Nike (NYSE: NKE), Under Armour (NYSE: UAA)(NYSE: UA), and other clothing brands have been talking a lot lately about the need to overhaul their manufacturing processes as a way to reduce costs, improve quality, and have more flexibility. The textile manufacturing process has changed relatively slowly compared with other industries, but that could change soon as more and more focus is put on disrupting it.
Looking to disrupt manufacturing
Last summer, Under Armour CEO Kevin Plank addressed media, government officials, and others outside a new facility near his company’s headquarters in Baltimore, pointing out that textile manufacturing is done largely the same way it was 100 years ago. The facility, called Lighthouse, is a 35,000-square-foot center where the Under Armour team is using 3-D printers and other technology so that designers and engineers can find new ways to manufacture their gear more efficiently and with better quality.
In Nike’s earnings call back in September, CEO Mark Parker talked about “ManRev,” the company’s plan for a manufacturing revolution aimed at using technology to overhaul current processes to reduce costs and increase speed to market. Nike has been relatively quiet on the specifics of its latest manufacturing capabilities, but has said that technologies such as 3-D printing and advanced automation in the build and adhesion processes are helping to drive the company toward its goal.
Encouraging new technology

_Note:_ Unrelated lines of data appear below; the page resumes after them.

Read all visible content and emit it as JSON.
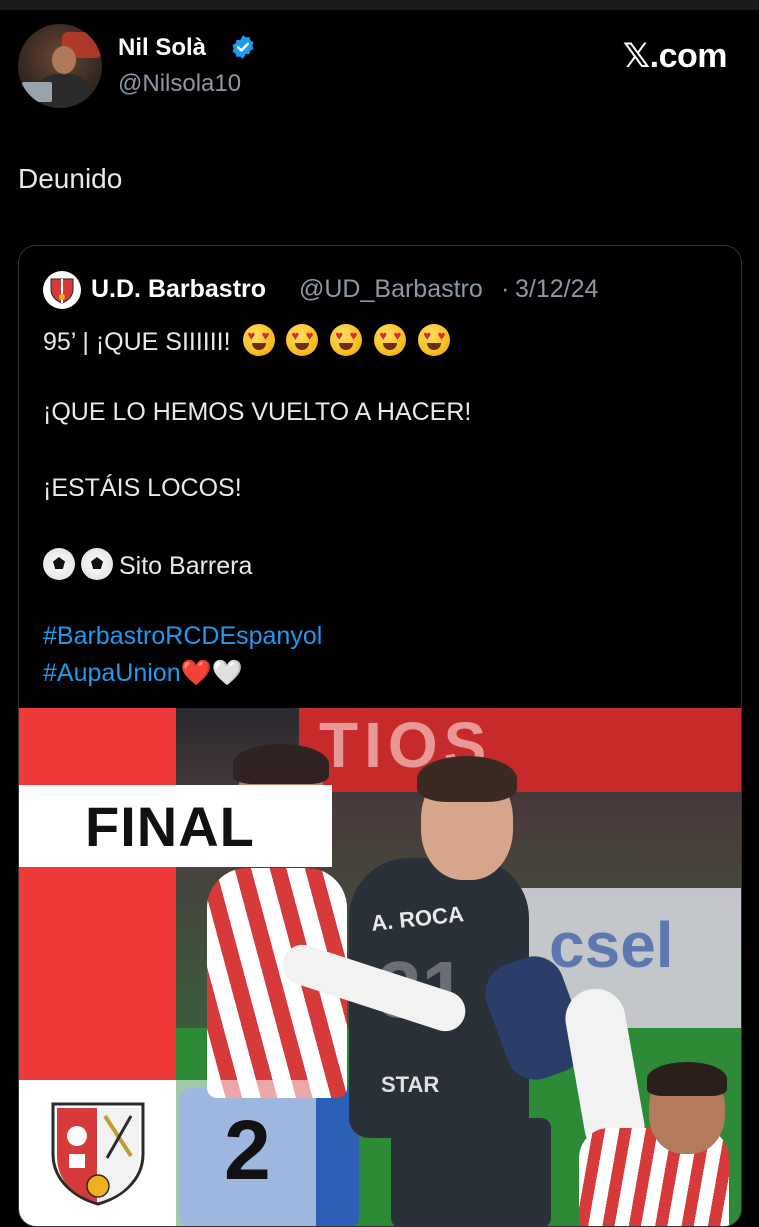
{
  "tweet": {
    "author_name": "Nil Solà",
    "author_handle": "@Nilsola10",
    "site": "𝕏.com",
    "text": "Deunido"
  },
  "quoted": {
    "author_name": "U.D. Barbastro",
    "author_handle": "@UD_Barbastro",
    "separator": "·",
    "date": "3/12/24",
    "line1": "95’ | ¡QUE SIIIIII!",
    "line2": "¡QUE LO HEMOS VUELTO A HACER!",
    "line3": "¡ESTÁIS LOCOS!",
    "line4": "Sito Barrera",
    "hashtag1": "#BarbastroRCDEspanyol",
    "hashtag2": "#AupaUnion",
    "red_heart": "❤️",
    "white_heart": "🤍"
  },
  "media": {
    "final_label": "FINAL",
    "score": "2",
    "banner_text": "TIOS",
    "ad_text": "csel",
    "player_name": "A. ROCA",
    "player_number": "31",
    "sponsor": "STAR"
  },
  "colors": {
    "background": "#000000",
    "link": "#1d9bf0",
    "verified": "#1d9bf0",
    "muted": "#8b98a5",
    "graphic_red": "#f03a3a"
  },
  "icons": {
    "verified": "verified-badge-icon",
    "heart_eyes": "smiling-face-with-heart-eyes-icon",
    "soccer_ball": "soccer-ball-icon"
  }
}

Technologies such as 3-D printing and advanced automation have become the baseline for companies looking to innovate their manufacturing capabilities as those tools gain scale. And other new ideas, from using innovative materials or particles to make or enhance clothes, to body-scanning smartphone apps that help people order…